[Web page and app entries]
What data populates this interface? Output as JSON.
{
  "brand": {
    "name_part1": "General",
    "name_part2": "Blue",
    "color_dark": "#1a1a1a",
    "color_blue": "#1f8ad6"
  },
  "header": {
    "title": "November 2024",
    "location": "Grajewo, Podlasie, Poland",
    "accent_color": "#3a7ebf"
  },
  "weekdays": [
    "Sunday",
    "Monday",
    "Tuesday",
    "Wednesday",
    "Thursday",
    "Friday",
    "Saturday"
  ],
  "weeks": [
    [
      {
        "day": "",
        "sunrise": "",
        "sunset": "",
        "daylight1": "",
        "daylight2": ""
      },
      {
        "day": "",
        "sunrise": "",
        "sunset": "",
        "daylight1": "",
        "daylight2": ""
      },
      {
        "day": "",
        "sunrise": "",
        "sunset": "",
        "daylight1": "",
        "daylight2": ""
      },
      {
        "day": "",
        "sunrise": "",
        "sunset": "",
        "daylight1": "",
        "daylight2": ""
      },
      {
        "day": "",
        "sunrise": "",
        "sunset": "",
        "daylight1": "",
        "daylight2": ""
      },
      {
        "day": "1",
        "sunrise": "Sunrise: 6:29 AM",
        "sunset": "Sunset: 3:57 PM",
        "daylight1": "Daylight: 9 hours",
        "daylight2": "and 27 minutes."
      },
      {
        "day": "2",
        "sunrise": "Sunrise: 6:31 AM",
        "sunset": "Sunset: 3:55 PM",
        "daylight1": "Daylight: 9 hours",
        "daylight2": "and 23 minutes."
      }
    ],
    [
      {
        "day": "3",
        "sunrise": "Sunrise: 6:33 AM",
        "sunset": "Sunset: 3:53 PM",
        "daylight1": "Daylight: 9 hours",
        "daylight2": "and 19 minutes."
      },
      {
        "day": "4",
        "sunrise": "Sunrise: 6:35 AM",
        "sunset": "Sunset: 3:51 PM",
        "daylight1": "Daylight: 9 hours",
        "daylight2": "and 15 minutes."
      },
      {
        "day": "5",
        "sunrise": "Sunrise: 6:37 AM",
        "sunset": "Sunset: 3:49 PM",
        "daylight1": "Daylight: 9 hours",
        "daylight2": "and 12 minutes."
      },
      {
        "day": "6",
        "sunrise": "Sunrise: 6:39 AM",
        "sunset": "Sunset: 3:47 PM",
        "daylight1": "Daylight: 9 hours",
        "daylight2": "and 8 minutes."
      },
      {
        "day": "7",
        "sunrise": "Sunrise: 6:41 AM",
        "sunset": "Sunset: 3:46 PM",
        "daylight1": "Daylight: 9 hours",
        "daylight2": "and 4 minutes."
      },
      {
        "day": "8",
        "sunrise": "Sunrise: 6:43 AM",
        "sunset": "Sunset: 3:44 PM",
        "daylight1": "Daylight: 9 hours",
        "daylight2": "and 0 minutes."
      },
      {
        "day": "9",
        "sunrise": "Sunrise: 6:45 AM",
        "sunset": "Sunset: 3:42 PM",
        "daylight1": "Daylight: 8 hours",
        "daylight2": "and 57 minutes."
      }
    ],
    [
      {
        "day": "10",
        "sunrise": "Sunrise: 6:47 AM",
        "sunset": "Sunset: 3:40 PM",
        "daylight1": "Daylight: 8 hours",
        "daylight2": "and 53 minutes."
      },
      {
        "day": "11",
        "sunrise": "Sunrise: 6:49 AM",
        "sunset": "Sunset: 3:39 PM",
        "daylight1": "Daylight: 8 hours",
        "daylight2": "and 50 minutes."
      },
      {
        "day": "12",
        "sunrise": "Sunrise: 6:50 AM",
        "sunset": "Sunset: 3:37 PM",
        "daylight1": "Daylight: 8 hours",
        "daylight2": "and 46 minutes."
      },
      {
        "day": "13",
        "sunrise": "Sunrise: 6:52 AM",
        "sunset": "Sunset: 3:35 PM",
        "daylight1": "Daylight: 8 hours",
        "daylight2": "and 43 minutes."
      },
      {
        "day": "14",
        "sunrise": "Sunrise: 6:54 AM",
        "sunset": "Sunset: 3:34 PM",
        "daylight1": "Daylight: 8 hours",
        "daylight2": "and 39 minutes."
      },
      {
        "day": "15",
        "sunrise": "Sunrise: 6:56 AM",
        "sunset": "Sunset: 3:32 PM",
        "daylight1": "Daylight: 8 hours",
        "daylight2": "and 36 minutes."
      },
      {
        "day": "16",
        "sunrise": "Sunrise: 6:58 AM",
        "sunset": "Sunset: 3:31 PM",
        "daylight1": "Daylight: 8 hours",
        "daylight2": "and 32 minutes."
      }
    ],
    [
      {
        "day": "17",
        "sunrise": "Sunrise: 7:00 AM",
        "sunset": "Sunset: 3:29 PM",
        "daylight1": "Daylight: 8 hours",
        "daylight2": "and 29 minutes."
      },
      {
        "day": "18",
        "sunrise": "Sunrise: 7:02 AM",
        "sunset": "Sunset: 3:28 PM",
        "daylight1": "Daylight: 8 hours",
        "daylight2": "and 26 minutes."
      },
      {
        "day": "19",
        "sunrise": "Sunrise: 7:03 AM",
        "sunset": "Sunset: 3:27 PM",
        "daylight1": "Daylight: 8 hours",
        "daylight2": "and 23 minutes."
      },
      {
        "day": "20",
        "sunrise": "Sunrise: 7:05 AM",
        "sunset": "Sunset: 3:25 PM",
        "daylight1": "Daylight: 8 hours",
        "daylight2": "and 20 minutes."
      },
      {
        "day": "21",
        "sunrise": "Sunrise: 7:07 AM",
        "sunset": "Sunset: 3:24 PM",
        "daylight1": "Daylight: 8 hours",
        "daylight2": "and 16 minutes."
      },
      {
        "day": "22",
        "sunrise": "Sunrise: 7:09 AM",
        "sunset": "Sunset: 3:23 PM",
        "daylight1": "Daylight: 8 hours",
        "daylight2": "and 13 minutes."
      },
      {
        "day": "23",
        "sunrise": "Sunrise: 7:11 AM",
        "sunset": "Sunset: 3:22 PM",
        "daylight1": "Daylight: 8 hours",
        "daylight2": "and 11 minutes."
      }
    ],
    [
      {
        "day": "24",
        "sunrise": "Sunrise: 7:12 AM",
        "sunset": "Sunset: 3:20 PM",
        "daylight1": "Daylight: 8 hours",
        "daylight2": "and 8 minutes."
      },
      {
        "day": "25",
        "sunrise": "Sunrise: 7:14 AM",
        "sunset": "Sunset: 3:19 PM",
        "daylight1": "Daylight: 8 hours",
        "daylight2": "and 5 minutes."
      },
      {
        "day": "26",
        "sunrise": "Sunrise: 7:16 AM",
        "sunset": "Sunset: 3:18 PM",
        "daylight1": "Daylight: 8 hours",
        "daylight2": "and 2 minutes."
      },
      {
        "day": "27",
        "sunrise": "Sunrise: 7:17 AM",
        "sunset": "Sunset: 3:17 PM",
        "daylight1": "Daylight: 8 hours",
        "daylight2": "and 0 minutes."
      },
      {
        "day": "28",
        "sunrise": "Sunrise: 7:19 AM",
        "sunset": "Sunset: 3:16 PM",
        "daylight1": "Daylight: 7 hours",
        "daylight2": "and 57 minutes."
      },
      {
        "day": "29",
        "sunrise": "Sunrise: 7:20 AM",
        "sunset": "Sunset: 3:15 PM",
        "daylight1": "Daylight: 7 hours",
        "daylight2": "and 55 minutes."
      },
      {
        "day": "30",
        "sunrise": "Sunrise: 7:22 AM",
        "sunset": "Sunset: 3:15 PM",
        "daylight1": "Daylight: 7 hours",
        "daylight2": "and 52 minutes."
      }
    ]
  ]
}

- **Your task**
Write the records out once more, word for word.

- **Response**
What data populates this interface? Output as JSON.
{
  "brand": {
    "name_part1": "General",
    "name_part2": "Blue",
    "color_dark": "#1a1a1a",
    "color_blue": "#1f8ad6"
  },
  "header": {
    "title": "November 2024",
    "location": "Grajewo, Podlasie, Poland",
    "accent_color": "#3a7ebf"
  },
  "weekdays": [
    "Sunday",
    "Monday",
    "Tuesday",
    "Wednesday",
    "Thursday",
    "Friday",
    "Saturday"
  ],
  "weeks": [
    [
      {
        "day": "",
        "sunrise": "",
        "sunset": "",
        "daylight1": "",
        "daylight2": ""
      },
      {
        "day": "",
        "sunrise": "",
        "sunset": "",
        "daylight1": "",
        "daylight2": ""
      },
      {
        "day": "",
        "sunrise": "",
        "sunset": "",
        "daylight1": "",
        "daylight2": ""
      },
      {
        "day": "",
        "sunrise": "",
        "sunset": "",
        "daylight1": "",
        "daylight2": ""
      },
      {
        "day": "",
        "sunrise": "",
        "sunset": "",
        "daylight1": "",
        "daylight2": ""
      },
      {
        "day": "1",
        "sunrise": "Sunrise: 6:29 AM",
        "sunset": "Sunset: 3:57 PM",
        "daylight1": "Daylight: 9 hours",
        "daylight2": "and 27 minutes."
      },
      {
        "day": "2",
        "sunrise": "Sunrise: 6:31 AM",
        "sunset": "Sunset: 3:55 PM",
        "daylight1": "Daylight: 9 hours",
        "daylight2": "and 23 minutes."
      }
    ],
    [
      {
        "day": "3",
        "sunrise": "Sunrise: 6:33 AM",
        "sunset": "Sunset: 3:53 PM",
        "daylight1": "Daylight: 9 hours",
        "daylight2": "and 19 minutes."
      },
      {
        "day": "4",
        "sunrise": "Sunrise: 6:35 AM",
        "sunset": "Sunset: 3:51 PM",
        "daylight1": "Daylight: 9 hours",
        "daylight2": "and 15 minutes."
      },
      {
        "day": "5",
        "sunrise": "Sunrise: 6:37 AM",
        "sunset": "Sunset: 3:49 PM",
        "daylight1": "Daylight: 9 hours",
        "daylight2": "and 12 minutes."
      },
      {
        "day": "6",
        "sunrise": "Sunrise: 6:39 AM",
        "sunset": "Sunset: 3:47 PM",
        "daylight1": "Daylight: 9 hours",
        "daylight2": "and 8 minutes."
      },
      {
        "day": "7",
        "sunrise": "Sunrise: 6:41 AM",
        "sunset": "Sunset: 3:46 PM",
        "daylight1": "Daylight: 9 hours",
        "daylight2": "and 4 minutes."
      },
      {
        "day": "8",
        "sunrise": "Sunrise: 6:43 AM",
        "sunset": "Sunset: 3:44 PM",
        "daylight1": "Daylight: 9 hours",
        "daylight2": "and 0 minutes."
      },
      {
        "day": "9",
        "sunrise": "Sunrise: 6:45 AM",
        "sunset": "Sunset: 3:42 PM",
        "daylight1": "Daylight: 8 hours",
        "daylight2": "and 57 minutes."
      }
    ],
    [
      {
        "day": "10",
        "sunrise": "Sunrise: 6:47 AM",
        "sunset": "Sunset: 3:40 PM",
        "daylight1": "Daylight: 8 hours",
        "daylight2": "and 53 minutes."
      },
      {
        "day": "11",
        "sunrise": "Sunrise: 6:49 AM",
        "sunset": "Sunset: 3:39 PM",
        "daylight1": "Daylight: 8 hours",
        "daylight2": "and 50 minutes."
      },
      {
        "day": "12",
        "sunrise": "Sunrise: 6:50 AM",
        "sunset": "Sunset: 3:37 PM",
        "daylight1": "Daylight: 8 hours",
        "daylight2": "and 46 minutes."
      },
      {
        "day": "13",
        "sunrise": "Sunrise: 6:52 AM",
        "sunset": "Sunset: 3:35 PM",
        "daylight1": "Daylight: 8 hours",
        "daylight2": "and 43 minutes."
      },
      {
        "day": "14",
        "sunrise": "Sunrise: 6:54 AM",
        "sunset": "Sunset: 3:34 PM",
        "daylight1": "Daylight: 8 hours",
        "daylight2": "and 39 minutes."
      },
      {
        "day": "15",
        "sunrise": "Sunrise: 6:56 AM",
        "sunset": "Sunset: 3:32 PM",
        "daylight1": "Daylight: 8 hours",
        "daylight2": "and 36 minutes."
      },
      {
        "day": "16",
        "sunrise": "Sunrise: 6:58 AM",
        "sunset": "Sunset: 3:31 PM",
        "daylight1": "Daylight: 8 hours",
        "daylight2": "and 32 minutes."
      }
    ],
    [
      {
        "day": "17",
        "sunrise": "Sunrise: 7:00 AM",
        "sunset": "Sunset: 3:29 PM",
        "daylight1": "Daylight: 8 hours",
        "daylight2": "and 29 minutes."
      },
      {
        "day": "18",
        "sunrise": "Sunrise: 7:02 AM",
        "sunset": "Sunset: 3:28 PM",
        "daylight1": "Daylight: 8 hours",
        "daylight2": "and 26 minutes."
      },
      {
        "day": "19",
        "sunrise": "Sunrise: 7:03 AM",
        "sunset": "Sunset: 3:27 PM",
        "daylight1": "Daylight: 8 hours",
        "daylight2": "and 23 minutes."
      },
      {
        "day": "20",
        "sunrise": "Sunrise: 7:05 AM",
        "sunset": "Sunset: 3:25 PM",
        "daylight1": "Daylight: 8 hours",
        "daylight2": "and 20 minutes."
      },
      {
        "day": "21",
        "sunrise": "Sunrise: 7:07 AM",
        "sunset": "Sunset: 3:24 PM",
        "daylight1": "Daylight: 8 hours",
        "daylight2": "and 16 minutes."
      },
      {
        "day": "22",
        "sunrise": "Sunrise: 7:09 AM",
        "sunset": "Sunset: 3:23 PM",
        "daylight1": "Daylight: 8 hours",
        "daylight2": "and 13 minutes."
      },
      {
        "day": "23",
        "sunrise": "Sunrise: 7:11 AM",
        "sunset": "Sunset: 3:22 PM",
        "daylight1": "Daylight: 8 hours",
        "daylight2": "and 11 minutes."
      }
    ],
    [
      {
        "day": "24",
        "sunrise": "Sunrise: 7:12 AM",
        "sunset": "Sunset: 3:20 PM",
        "daylight1": "Daylight: 8 hours",
        "daylight2": "and 8 minutes."
      },
      {
        "day": "25",
        "sunrise": "Sunrise: 7:14 AM",
        "sunset": "Sunset: 3:19 PM",
        "daylight1": "Daylight: 8 hours",
        "daylight2": "and 5 minutes."
      },
      {
        "day": "26",
        "sunrise": "Sunrise: 7:16 AM",
        "sunset": "Sunset: 3:18 PM",
        "daylight1": "Daylight: 8 hours",
        "daylight2": "and 2 minutes."
      },
      {
        "day": "27",
        "sunrise": "Sunrise: 7:17 AM",
        "sunset": "Sunset: 3:17 PM",
        "daylight1": "Daylight: 8 hours",
        "daylight2": "and 0 minutes."
      },
      {
        "day": "28",
        "sunrise": "Sunrise: 7:19 AM",
        "sunset": "Sunset: 3:16 PM",
        "daylight1": "Daylight: 7 hours",
        "daylight2": "and 57 minutes."
      },
      {
        "day": "29",
        "sunrise": "Sunrise: 7:20 AM",
        "sunset": "Sunset: 3:15 PM",
        "daylight1": "Daylight: 7 hours",
        "daylight2": "and 55 minutes."
      },
      {
        "day": "30",
        "sunrise": "Sunrise: 7:22 AM",
        "sunset": "Sunset: 3:15 PM",
        "daylight1": "Daylight: 7 hours",
        "daylight2": "and 52 minutes."
      }
    ]
  ]
}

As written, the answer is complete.